------ Supplied data
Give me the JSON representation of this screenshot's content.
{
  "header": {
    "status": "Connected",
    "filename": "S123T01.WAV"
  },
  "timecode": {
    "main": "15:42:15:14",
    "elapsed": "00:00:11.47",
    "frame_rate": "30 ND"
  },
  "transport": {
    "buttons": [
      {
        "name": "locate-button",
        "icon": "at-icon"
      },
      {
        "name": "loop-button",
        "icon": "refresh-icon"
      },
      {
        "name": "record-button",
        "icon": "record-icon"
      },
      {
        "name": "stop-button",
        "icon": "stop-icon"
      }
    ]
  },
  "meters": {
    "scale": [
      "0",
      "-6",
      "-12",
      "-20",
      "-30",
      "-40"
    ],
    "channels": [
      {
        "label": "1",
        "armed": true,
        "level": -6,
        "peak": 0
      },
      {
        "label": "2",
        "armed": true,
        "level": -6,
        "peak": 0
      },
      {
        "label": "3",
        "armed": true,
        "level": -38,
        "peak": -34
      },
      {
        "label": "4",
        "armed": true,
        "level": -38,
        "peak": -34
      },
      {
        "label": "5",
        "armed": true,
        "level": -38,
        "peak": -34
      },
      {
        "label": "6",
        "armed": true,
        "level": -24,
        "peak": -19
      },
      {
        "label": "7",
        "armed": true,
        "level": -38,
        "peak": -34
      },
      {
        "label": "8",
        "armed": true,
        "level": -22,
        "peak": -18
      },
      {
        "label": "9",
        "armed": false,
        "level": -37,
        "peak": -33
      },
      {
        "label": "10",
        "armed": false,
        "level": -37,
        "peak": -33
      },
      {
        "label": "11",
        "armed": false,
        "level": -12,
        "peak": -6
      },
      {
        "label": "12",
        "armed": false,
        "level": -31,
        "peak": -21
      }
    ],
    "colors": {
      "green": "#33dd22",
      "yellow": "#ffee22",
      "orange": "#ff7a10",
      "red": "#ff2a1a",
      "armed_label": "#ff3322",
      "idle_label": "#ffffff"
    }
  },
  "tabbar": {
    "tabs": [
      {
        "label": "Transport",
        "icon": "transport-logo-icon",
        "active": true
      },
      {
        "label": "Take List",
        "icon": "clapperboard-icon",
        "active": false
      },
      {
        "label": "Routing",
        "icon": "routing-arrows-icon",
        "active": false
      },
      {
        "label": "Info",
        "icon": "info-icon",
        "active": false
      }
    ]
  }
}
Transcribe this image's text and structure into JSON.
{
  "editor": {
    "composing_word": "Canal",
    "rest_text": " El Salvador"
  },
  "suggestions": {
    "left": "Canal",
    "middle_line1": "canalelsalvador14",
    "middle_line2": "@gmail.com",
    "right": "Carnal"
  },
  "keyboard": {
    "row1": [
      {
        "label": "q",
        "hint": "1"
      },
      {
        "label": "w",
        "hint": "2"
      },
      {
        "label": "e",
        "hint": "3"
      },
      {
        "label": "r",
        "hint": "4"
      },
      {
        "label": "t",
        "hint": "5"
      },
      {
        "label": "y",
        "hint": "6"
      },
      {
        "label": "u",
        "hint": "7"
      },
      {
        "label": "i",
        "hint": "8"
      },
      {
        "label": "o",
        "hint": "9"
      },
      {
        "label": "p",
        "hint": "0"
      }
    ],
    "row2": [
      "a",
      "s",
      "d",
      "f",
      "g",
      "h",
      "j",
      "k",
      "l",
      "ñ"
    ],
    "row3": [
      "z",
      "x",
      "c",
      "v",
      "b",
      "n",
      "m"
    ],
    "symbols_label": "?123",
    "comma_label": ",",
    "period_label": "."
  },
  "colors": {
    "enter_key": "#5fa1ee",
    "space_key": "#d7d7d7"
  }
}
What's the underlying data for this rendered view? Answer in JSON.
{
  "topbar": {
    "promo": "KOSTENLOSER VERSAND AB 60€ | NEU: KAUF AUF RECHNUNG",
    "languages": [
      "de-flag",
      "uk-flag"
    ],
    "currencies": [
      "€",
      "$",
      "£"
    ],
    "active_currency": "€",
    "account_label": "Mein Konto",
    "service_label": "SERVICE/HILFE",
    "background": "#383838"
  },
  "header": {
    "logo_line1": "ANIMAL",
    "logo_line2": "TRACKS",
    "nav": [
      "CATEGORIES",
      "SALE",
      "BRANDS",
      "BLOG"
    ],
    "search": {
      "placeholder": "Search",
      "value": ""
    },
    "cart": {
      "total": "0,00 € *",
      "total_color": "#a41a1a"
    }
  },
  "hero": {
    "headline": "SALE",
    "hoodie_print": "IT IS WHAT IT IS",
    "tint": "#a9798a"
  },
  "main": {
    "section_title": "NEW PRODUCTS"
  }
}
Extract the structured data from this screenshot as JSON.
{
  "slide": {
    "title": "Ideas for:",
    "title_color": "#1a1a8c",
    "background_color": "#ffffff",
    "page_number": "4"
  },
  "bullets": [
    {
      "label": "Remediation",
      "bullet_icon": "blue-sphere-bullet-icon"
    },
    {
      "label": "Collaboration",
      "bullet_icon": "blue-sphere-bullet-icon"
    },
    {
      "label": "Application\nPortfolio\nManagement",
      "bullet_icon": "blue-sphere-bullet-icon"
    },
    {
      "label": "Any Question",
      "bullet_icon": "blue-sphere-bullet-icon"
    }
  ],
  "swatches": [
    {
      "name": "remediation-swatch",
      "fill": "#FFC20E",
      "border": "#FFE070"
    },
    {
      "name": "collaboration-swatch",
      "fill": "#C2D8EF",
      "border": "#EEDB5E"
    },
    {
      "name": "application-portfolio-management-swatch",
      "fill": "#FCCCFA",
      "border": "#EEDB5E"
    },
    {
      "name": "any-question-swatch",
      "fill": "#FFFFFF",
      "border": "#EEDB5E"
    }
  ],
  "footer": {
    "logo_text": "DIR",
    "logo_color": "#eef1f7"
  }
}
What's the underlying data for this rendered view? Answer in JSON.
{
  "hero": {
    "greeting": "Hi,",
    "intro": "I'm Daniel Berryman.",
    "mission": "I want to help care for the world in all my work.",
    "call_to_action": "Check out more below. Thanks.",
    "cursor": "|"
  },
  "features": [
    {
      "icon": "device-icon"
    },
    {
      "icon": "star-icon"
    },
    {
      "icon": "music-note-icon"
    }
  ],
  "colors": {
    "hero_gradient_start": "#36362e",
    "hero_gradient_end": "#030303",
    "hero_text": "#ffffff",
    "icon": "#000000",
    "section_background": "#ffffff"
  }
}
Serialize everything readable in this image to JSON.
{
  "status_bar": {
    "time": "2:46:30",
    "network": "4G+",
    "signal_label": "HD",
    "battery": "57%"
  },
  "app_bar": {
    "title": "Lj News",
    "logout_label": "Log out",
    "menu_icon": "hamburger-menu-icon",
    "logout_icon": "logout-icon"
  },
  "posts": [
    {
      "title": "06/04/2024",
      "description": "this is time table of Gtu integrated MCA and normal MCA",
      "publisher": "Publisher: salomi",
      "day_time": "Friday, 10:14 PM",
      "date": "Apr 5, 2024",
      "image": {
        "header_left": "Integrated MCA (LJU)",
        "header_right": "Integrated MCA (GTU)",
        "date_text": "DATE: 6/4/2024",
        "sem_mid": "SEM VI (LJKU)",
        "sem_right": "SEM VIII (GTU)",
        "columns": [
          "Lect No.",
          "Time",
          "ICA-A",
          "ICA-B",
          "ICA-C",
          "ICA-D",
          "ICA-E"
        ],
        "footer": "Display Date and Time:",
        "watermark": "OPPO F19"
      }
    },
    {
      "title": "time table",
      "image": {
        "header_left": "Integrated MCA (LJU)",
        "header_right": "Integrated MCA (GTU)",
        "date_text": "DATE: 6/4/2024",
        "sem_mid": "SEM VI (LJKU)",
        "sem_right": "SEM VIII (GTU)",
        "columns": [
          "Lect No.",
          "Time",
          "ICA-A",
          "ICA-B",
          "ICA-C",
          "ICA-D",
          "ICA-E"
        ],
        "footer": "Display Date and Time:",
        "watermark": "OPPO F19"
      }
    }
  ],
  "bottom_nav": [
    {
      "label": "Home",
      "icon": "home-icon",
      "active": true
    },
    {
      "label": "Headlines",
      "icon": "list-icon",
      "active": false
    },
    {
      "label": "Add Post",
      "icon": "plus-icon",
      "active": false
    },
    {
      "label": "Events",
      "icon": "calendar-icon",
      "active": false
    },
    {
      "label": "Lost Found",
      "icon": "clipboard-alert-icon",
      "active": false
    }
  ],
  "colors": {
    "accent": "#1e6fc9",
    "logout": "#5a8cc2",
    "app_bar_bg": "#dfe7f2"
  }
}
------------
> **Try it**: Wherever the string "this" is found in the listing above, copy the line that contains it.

> **Worked solution**:
Give me the JSON representation of this screenshot's content.
Transcribe this image's text and structure into JSON.
What's the underlying data for this rendered view? Answer in JSON.
Extract the structured data from this screenshot as JSON.
What's the underlying data for this rendered view? Answer in JSON.
Serialize everything readable in this image to JSON.
      "description": "this is time table of Gtu integrated MCA and normal MCA",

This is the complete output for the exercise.